Three different people on using computers and sitting on graphs to represent data
Purple test that reads "How many years will it take to close the gender gap"
Orange background and text that shows at the current rate of progress the gender gap will be closed in 2156
20 Years?

Statistics – while they may be perceived as bland and boring to some (not us!), they are an important tool with the power to make real progress towards equality. Statistics are often the starting point for transformative change. And this is especially true when it comes to gender equality.

Gender statistics help us to understand the size and severity of an issue like gender inequality (yes you read that correctly, it will take us 135 years to close the gender gap!!!). They also provide the evidence to advocate for change, design effective solutions, guide action, monitor progress and hold our leaders accountable.

But what exactly are gender statistics?

In brief, gender statistics tell us something meaningful about the economic and social differences that exist between people of different genders.
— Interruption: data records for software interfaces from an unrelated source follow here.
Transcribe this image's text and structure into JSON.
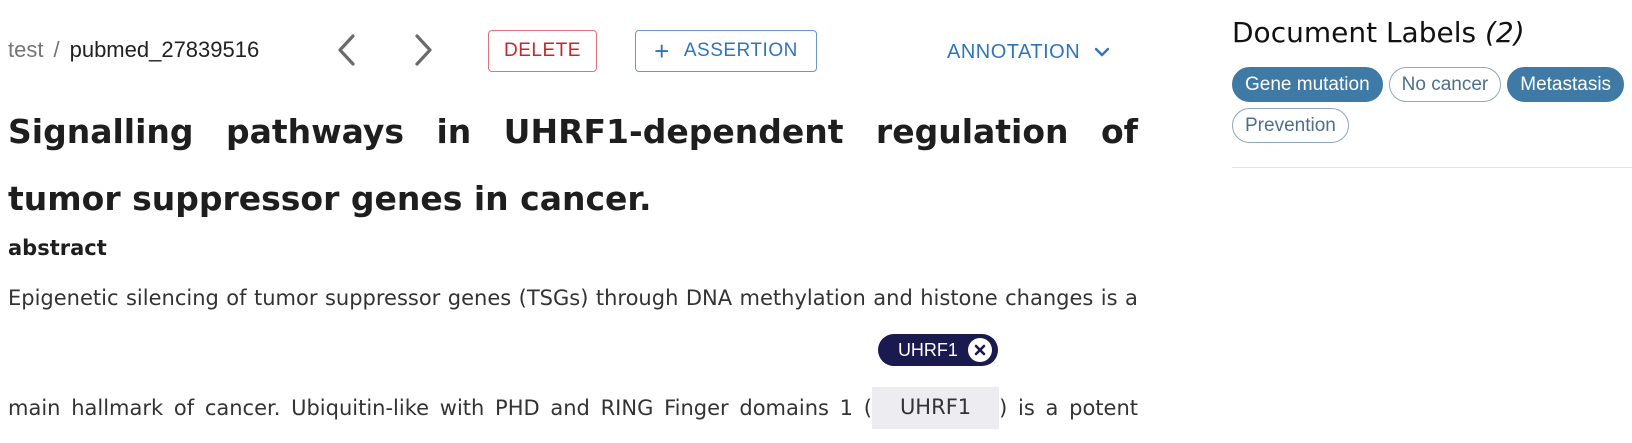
{
  "toolbar": {
    "breadcrumb": {
      "project": "test",
      "separator": "/",
      "document": "pubmed_27839516"
    },
    "delete_label": "DELETE",
    "assertion_label": "ASSERTION",
    "annotation_label": "ANNOTATION"
  },
  "document": {
    "title": "Signalling pathways in UHRF1-dependent regulation of tumor suppressor genes in cancer.",
    "section_heading": "abstract",
    "line1_words": [
      "Epigenetic",
      "silencing",
      "of",
      "tumor",
      "suppressor",
      "genes",
      "(TSGs)",
      "through",
      "DNA",
      "methylation",
      "and",
      "histone",
      "changes",
      "is",
      "a"
    ],
    "line2_before": [
      "main",
      "hallmark",
      "of",
      "cancer.",
      "Ubiquitin-like",
      "with",
      "PHD",
      "and",
      "RING",
      "Finger",
      "domains",
      "1",
      "("
    ],
    "entity": {
      "text": "UHRF1",
      "label": "UHRF1"
    },
    "line2_after": [
      ")",
      "is",
      "a",
      "potent"
    ]
  },
  "sidebar": {
    "title": "Document Labels",
    "count": "(2)",
    "labels": [
      {
        "name": "Gene mutation",
        "selected": true
      },
      {
        "name": "No cancer",
        "selected": false
      },
      {
        "name": "Metastasis",
        "selected": true
      },
      {
        "name": "Prevention",
        "selected": false
      }
    ]
  },
  "colors": {
    "accent": "#2f75bd",
    "danger": "#c62828",
    "chip_selected": "#3f7aa6",
    "entity_chip": "#1a1a4e",
    "entity_highlight": "#ececf1"
  }
}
According to the official definition there are four characteristics of a gender statistic: 

  1. Data is broken down by gender
  2. Data is collected about ‘gender issues’, and the ways gender shapes our needs, opportunities, and contributions to society. 
  3. Data captures and reflects the full diversity of people’s lives. Gender statistics should adequately reflect differences and inequalities that exist between people of different genders (e.g. data bout the gender pay gap or gender-based violence).
  4. Data is collected in ways that take into account stereotypes and social and cultural factors that may cause gender bias in the data. In other words, it’s not just what information you collect, but how you collect it. In order to generate gender statistics, you have to use gender-sensitive methods of data collection.

Not all data is created equal – mind the gender data gaps
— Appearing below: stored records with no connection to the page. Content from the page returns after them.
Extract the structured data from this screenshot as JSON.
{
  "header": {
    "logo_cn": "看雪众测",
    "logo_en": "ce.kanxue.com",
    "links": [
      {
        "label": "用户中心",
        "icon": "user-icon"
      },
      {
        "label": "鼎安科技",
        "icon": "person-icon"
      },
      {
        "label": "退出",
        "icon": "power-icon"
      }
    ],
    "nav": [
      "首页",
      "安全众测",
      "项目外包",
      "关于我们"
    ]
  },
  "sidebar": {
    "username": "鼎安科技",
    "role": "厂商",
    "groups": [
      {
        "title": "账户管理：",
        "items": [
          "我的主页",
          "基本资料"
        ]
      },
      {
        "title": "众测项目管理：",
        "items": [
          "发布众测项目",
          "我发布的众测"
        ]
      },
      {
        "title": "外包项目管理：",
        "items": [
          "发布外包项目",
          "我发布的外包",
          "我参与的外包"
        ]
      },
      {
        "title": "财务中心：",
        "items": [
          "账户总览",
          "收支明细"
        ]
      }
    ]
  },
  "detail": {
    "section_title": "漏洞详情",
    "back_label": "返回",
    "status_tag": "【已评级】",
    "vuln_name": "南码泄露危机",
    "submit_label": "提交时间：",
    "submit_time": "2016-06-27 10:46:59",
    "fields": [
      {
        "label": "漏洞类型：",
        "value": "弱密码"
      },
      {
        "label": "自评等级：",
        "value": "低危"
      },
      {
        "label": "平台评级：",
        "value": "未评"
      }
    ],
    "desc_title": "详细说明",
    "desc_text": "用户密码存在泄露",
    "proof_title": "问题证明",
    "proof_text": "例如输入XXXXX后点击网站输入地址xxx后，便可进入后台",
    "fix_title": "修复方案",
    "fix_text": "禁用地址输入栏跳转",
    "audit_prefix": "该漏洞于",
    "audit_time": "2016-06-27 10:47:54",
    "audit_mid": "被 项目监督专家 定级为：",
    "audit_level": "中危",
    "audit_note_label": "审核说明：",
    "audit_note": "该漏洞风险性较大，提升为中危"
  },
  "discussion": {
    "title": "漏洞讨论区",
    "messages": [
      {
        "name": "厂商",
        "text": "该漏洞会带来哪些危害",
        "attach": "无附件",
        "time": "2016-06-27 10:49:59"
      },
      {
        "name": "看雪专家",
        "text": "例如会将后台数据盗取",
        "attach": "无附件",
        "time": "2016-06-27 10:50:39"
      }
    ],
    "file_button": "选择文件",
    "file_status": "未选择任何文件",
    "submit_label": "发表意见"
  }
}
When it comes to data, there’s a seemingly infinite amount available. However, there are critical and significant data gaps, particularly about the lives and experiences of women and girls, non-binary and gender-diverse people.

Data2X – an organisation leading in gender data - have mapped out the data gaps to understand where progress is being made, and where more work needs to be done in six key areas; economic opportunities, education, environment, health, security and safety, and public participation.
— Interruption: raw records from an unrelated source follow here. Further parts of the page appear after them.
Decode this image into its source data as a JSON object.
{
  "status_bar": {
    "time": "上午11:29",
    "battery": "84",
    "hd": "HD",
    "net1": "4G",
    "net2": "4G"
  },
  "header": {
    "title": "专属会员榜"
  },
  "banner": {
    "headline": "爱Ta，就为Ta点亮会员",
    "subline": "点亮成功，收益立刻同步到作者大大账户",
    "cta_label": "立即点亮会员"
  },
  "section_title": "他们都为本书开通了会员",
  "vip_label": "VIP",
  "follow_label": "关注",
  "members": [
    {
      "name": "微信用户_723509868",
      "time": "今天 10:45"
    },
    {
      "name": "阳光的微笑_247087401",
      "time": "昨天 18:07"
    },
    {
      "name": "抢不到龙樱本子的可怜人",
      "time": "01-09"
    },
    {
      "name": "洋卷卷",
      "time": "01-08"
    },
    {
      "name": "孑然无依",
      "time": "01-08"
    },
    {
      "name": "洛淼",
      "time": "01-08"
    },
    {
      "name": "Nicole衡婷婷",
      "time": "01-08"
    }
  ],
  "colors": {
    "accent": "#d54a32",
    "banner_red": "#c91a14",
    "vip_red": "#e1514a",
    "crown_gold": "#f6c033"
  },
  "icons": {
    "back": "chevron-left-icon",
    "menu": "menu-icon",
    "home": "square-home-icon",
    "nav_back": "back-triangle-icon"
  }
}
Another area where there are critical gender data gaps is the measurement of poverty and inequality. The traditional ways of collecting poverty data are not gender-sensitive. This means that global poverty data often isn’t representative of lives and experiences of women, non-binary and gender-diverse people, and these limitations have real world consequences.

Gender data gaps are a symptom of gender inequality, and a lack of quality data not only restricts effective policy and decision-making, but also hides and at times even perpetuates gender inequality.

Image shows that an estimate 736 million women and girls aged 15 or older have experienced physical or sexual violence.
By 2030 150 million women women & girls could emerge from poverty if governments implement a comprehsensive strategy to improve access to education and family planning, achieve equal wages and extend social transfers.
Image shows that women on average do 3 times as much unpaid care and domestic work as men. Women do 4.1 hours and men do 1.7

Gender stats for gender equality 

Statistics, especially when applied with a feminist lens, help to reveal the systems and structures that perpetuate gender inequality - many of which are so normalised they are largely invisible.

Gender statistics not only help to reveal the root causes of gender inequality, they provide an evidence-base from which solutions can be developed to address inequality and injustice. Without gender data, we cannot make informed decisions or monitor progress and see if those decisions are having a positive impact.

Gender statistics are incredibly powerful when put in the hands of gender equality advocates. They are not only more empowered but also better equipped to expose inequality, drive accountability and work to build a more gender equal future.

This week, the 8th United Nations Global Forum on Gender Statistics is taking place between 30th September - 1st October, and as the gender impacts of the pandemic continue to be felt, it’s imperative that leaders and policy-makers have access to quality gender data to inform a gender-responsive pandemic recovery.

Although progress has been made, we need to be making better use of gender statistics that already exist, while increasing and improving their production, especially when it comes to measuring poverty and inequality.

Each of us must be counted, included and visible in data if we are to build a more equal and sustainable future.

Equality Insights collects data which is inclusive and intersectional data. We recognise the need for data systems to evolve further to represent people of all gender identities, and particularly people with diverse SOGIESC (sexual orientation, gender identity and expression, and sex characteristics). We also recognise that the data included in this blog which has been sourced from official sources has limitations, and invisiblises non-binary and gender-diverse people. This only highlights the imperative to collect gender-sensitive data that is inclusive of people of all genders.